Before even contemplating the idea of using donor eggs, my husband and I went through a lengthy (and healthy) period of dealing with our emotions. I personally had to identify my feelings of grief over the child that I would never have and admit to these feelings before considering alternatives. We were both afraid about how we would broach the subject with our children when they were older, and whether or not they would actually feel like ours.
All these feelings are completely normal when considering using donor eggs. Sometimes, I still wonder what it would have been like if my children shared my DNA. But those feelings wash away when I think of all the joy that my twins (conceived using frozen donor eggs) bring me, and how a world without them in it is something entirely impossible to contemplate. When they’re old enough to understand what’s physically and emotionally involved in the process of using frozen eggs, I hope that they will only appreciate us even more as parents and understand how much we love them and wanted them.
I know it seems daunting, but the truth is that the process is now as simple as ever. In fact, you can start as soon as you’re ready – without having to synchronize your cycle to that of the donor – by using frozen donor eggs that are already prepped and ready. All donors are thoroughly screened and background checked in areas ranging from occupation to physical features. We picked a donor who had the same hair and eye color as me. Then, we went to the clinic where I received estrogen and progesterone shots to prepare my uterus for embryo implantation. As soon as my body was ready, I underwent embryo transfer.
It’s every woman’s right to have a child of her own, to settle down and start a family. Infertility used to lurk over me like a shadow, but today I am nothing but grateful. I thank God every day for the beautiful children He has blessed me with, and that I’m lucky enough to live in a world where this was made possible.

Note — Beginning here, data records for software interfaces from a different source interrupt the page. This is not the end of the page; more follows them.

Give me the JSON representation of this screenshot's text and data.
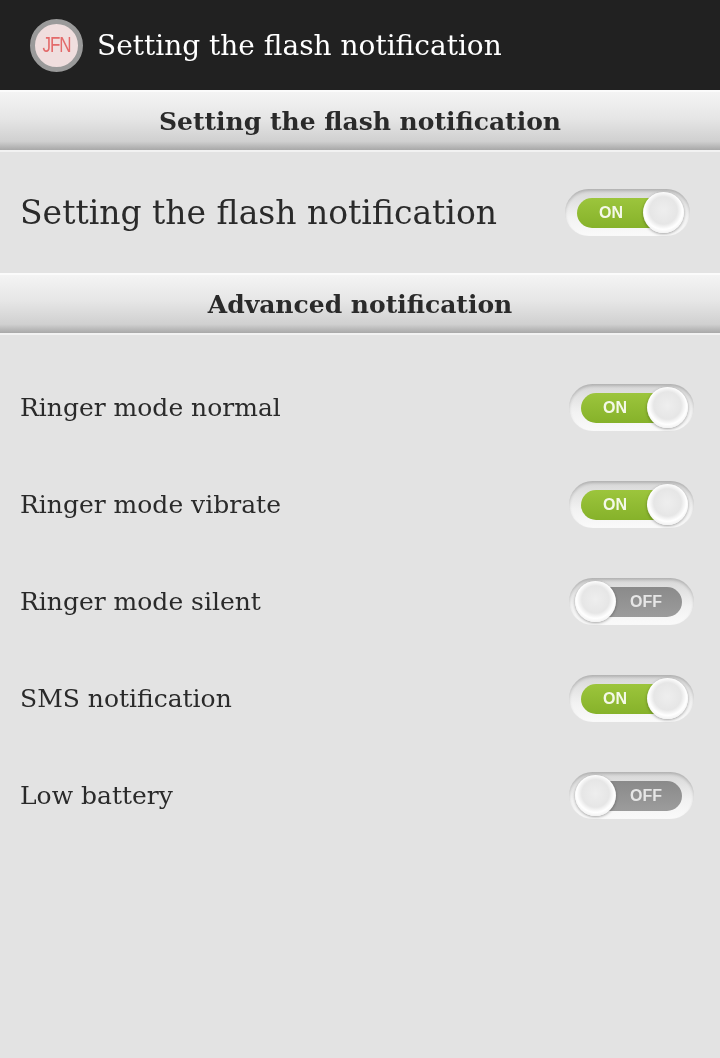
{
  "app_bar": {
    "logo_text": "JFN",
    "title": "Setting the flash notification"
  },
  "sections": [
    {
      "kind": "primary",
      "header": "Setting the flash notification",
      "items": [
        {
          "label": "Setting the flash notification",
          "switch": {
            "on": true,
            "text": "ON"
          }
        }
      ]
    },
    {
      "kind": "standard",
      "header": "Advanced notification",
      "items": [
        {
          "label": "Ringer mode normal",
          "switch": {
            "on": true,
            "text": "ON"
          }
        },
        {
          "label": "Ringer mode vibrate",
          "switch": {
            "on": true,
            "text": "ON"
          }
        },
        {
          "label": "Ringer mode silent",
          "switch": {
            "on": false,
            "text": "OFF"
          }
        },
        {
          "label": "SMS notification",
          "switch": {
            "on": true,
            "text": "ON"
          }
        },
        {
          "label": "Low battery",
          "switch": {
            "on": false,
            "text": "OFF"
          }
        }
      ]
    }
  ]
}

Our road to having children may have been bumpier than most, but I wouldn’t trade the family I have now for anything in the world.
-Heidi Hayes is the CEO of Donor Egg Bank USA. She has more than 20 years of healthcare experience and has worked extensively in the field of reproductive endocrinology.